“Proponents of this proposal hope to use strikes and public protests as the means of generating public support for this issue and to increase voter turnout in an election year, but we are confident the voters in this state will understand the damaging economic realities of this proposal,” said Wendy Block, Director of Health Policy and Human Resources for the Michigan Chamber of Commerce. “If Michigan increases the cost of employing entry-level workers, lower-skilled workers will see less job opportunities because employers will be forced to hire higher-skilled job applicants to fill multiple roles or cut jobs to absorb the costs associated with the increase.”

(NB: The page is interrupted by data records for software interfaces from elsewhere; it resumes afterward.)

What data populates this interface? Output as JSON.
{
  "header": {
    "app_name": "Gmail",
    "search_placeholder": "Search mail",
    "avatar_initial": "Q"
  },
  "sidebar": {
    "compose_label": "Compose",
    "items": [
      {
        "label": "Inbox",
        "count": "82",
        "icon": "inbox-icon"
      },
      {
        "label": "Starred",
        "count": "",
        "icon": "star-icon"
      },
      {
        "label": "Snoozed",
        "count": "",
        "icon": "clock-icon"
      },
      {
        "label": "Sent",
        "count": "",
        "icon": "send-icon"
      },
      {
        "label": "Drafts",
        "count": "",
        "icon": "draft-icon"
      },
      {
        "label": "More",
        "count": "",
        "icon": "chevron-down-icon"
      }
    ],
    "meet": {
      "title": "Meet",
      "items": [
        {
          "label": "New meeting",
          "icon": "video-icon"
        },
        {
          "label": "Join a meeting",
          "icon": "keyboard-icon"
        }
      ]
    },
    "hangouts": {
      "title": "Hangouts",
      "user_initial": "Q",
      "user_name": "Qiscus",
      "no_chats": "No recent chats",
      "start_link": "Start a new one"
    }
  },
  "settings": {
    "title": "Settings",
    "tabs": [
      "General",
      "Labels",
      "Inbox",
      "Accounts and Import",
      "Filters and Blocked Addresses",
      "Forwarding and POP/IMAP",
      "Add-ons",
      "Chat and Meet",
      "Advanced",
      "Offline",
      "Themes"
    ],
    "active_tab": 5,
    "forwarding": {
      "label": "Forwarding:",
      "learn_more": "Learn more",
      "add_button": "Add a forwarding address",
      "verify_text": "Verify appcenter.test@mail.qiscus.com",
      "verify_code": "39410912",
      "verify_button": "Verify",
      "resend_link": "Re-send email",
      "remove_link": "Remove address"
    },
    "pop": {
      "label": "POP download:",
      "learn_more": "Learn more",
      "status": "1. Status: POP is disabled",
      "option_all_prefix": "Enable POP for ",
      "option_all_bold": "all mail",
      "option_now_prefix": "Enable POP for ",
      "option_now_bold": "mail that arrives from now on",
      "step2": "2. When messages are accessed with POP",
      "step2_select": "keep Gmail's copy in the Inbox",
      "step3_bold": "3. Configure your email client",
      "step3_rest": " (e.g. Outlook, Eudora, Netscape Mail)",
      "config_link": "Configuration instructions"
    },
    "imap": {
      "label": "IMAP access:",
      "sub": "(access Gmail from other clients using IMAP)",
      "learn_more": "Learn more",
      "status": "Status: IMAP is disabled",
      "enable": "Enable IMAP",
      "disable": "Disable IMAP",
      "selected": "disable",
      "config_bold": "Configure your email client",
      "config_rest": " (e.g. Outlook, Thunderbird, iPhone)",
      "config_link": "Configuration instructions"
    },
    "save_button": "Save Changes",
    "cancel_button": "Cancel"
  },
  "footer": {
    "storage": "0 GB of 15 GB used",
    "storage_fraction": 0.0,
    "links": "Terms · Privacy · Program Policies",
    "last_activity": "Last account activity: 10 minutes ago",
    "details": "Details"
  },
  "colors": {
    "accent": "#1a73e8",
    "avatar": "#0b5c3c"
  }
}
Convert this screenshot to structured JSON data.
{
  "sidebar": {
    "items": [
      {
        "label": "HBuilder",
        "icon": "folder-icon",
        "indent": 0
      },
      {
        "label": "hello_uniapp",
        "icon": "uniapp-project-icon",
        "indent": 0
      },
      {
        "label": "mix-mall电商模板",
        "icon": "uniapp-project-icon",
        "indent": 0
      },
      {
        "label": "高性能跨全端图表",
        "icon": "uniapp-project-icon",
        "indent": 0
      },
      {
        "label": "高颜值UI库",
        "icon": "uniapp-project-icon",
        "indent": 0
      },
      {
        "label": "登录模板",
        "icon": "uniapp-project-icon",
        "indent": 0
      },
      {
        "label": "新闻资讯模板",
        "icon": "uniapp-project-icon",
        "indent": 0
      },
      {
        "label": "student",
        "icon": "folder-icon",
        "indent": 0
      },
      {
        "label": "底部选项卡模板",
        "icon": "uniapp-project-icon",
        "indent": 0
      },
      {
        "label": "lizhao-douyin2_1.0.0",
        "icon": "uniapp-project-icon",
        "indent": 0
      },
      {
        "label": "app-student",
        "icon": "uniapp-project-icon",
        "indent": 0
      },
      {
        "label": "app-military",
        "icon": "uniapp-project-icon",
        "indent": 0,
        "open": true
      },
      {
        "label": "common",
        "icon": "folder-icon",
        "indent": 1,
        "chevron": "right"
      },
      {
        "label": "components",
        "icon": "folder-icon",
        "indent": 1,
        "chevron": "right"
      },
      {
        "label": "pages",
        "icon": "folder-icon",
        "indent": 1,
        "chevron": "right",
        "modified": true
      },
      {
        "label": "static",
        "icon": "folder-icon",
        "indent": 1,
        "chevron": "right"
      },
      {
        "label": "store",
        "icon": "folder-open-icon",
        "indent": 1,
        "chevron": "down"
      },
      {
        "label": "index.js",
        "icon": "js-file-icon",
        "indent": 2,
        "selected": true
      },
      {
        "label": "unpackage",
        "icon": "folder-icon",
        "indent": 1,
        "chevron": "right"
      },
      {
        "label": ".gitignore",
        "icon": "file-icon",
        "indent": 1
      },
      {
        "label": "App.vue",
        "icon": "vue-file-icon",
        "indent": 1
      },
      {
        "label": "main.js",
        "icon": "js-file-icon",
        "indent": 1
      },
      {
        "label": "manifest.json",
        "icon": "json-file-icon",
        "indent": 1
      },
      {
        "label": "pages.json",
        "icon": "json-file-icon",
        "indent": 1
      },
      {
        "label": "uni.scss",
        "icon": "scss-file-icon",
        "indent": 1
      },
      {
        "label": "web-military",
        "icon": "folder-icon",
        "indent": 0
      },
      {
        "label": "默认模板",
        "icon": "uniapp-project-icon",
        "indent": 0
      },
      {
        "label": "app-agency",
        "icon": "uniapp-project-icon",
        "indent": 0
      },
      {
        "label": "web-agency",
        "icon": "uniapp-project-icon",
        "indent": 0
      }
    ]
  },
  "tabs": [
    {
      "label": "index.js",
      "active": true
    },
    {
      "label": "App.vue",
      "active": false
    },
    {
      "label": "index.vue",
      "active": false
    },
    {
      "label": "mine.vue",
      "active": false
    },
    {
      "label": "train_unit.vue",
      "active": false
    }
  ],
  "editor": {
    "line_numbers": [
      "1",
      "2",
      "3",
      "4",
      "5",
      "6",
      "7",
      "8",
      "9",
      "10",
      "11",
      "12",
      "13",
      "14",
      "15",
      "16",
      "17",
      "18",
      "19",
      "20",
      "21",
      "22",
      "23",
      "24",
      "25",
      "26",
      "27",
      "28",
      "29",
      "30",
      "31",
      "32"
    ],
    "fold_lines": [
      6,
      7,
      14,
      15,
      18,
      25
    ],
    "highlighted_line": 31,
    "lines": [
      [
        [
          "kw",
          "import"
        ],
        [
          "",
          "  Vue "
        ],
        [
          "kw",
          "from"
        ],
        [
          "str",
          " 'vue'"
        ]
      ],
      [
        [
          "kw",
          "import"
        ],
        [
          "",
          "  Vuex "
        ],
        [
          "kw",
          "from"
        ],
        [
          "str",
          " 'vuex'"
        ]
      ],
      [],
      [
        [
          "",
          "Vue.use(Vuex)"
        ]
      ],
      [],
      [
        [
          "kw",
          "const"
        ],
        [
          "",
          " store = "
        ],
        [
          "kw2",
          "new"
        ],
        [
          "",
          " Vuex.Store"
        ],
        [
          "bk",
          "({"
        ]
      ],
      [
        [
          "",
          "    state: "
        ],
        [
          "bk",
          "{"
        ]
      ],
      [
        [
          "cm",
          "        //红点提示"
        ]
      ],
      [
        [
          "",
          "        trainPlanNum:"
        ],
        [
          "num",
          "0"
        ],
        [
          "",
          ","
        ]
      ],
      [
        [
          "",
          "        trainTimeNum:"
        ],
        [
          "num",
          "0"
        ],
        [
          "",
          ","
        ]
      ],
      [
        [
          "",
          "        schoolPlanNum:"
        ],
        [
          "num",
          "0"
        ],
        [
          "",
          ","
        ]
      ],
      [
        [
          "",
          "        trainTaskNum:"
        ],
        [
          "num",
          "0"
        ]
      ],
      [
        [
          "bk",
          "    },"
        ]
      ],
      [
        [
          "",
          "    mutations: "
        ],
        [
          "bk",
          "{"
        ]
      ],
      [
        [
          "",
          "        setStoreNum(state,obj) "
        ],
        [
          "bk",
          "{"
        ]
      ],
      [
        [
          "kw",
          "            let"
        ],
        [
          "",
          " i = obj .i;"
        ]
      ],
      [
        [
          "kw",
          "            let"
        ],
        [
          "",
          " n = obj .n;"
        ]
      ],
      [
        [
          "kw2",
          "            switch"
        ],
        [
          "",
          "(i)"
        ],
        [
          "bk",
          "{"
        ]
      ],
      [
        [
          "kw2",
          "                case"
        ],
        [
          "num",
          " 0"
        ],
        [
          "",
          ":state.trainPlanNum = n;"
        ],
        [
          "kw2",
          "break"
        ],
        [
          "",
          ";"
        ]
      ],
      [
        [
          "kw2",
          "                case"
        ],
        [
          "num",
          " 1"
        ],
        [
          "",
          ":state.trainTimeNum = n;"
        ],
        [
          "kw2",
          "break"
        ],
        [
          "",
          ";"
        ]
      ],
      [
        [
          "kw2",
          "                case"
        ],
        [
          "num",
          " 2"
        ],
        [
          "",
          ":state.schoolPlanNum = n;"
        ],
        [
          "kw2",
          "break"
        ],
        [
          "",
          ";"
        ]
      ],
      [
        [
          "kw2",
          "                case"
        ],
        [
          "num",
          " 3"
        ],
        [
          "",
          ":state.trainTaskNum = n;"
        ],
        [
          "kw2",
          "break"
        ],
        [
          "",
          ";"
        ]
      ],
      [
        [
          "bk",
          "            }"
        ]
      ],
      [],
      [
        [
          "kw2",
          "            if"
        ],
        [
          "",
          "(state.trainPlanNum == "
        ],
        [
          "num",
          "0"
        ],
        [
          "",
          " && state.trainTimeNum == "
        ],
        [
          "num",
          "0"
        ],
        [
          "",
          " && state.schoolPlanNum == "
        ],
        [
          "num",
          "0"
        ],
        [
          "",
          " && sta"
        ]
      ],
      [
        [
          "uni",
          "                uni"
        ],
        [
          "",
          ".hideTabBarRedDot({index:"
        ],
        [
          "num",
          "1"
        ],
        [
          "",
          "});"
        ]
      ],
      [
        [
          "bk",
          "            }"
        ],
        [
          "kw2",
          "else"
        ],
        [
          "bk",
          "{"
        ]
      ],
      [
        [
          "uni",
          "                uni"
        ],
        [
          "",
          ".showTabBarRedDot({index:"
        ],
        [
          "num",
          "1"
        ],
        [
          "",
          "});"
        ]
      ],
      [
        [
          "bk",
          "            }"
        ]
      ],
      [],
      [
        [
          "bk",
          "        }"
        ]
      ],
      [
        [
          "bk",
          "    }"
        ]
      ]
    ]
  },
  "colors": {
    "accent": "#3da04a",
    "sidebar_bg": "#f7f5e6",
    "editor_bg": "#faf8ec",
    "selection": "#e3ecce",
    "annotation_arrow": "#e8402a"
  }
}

“Currently, Michigan is one of 21 states that has a minimum wage rate higher than the federal minimum wage,” said Jim Holcomb, Senior Vice President of Business Advocacy & General Counsel for the Michigan Chamber. “Michigan job providers are doing their best to provide the highest wage possible to their workers because they know it is the best way to attract and retain a quality workforce.”

“Employers and employees across the country are currently struggling to afford the costs associated with government-mandated health insurance, otherwise known as Obamacare,” noted Block. “Michigan job providers and workers simply cannot absorb another government-mandated cost increase.”

“Labor economists estimate that for every 10 percent increase in the minimum wage rate, employment among those affected drops by five percent,” said Holcomb. “Given that Michigan currently has an 8.4 percent unemployment rate, we believe government and voters should be focused on policies to help workers get jobs, not actively increasing the cost of hiring workers and creating barriers to entry.”